Home inventory is falling as more homes are taken off the market. Redfin said 5,007 homes were listed from October 3 to October 30. There were about 6,000 listings at the end of July.
Lawrence Yoon, chief economist for the National Association of Realtors, recently made the prediction. that home prices will continue to rise modestly in 2023—1 percent—because inventory is so low. He also predicted that prices would increase by 5 percent in 2024.
Yun said the country will not see a Great Recession-style drop in prices because there are fewer homes available today than at that time. For example, in San Diego County, 17,306 homes were built in 2004, up from 8,053 so far this year. Meanwhile, at that time the population increased by about 356 thousand people.
Here’s how San Diego County home prices changed in October by home type:
- Single-family home resales: 1,392 sales with an average of $842,000. This is down from a high of $950,000 in April.

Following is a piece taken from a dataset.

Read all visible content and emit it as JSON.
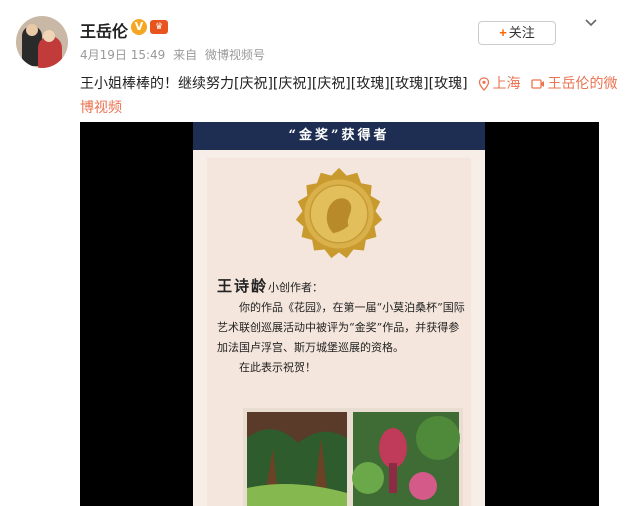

- Condo Resales: Averaged $628,500 with 727 sales. This is down from a record high of $663,000 in May.
- New Construction: Averaged $840,000 with 203 sales. This figure combines single-family homes, townhomes and condominiums. This is down from the August high of $890,500.
Almost all of Southern California saw a drop in prices from September to October. Riverside County had the biggest decline, down 2.7 percent to a median of $545,000.
This was followed by a 2.2 percent decline in San Diego County; Ventura County, 1.3 percent for a median of $755,000; San Bernardino County, down 1 percent to $490,000; and Orange County, down 0.1 percent to a median of $950,000. Los Angeles County rose 0.2 percent to a median of $801,500.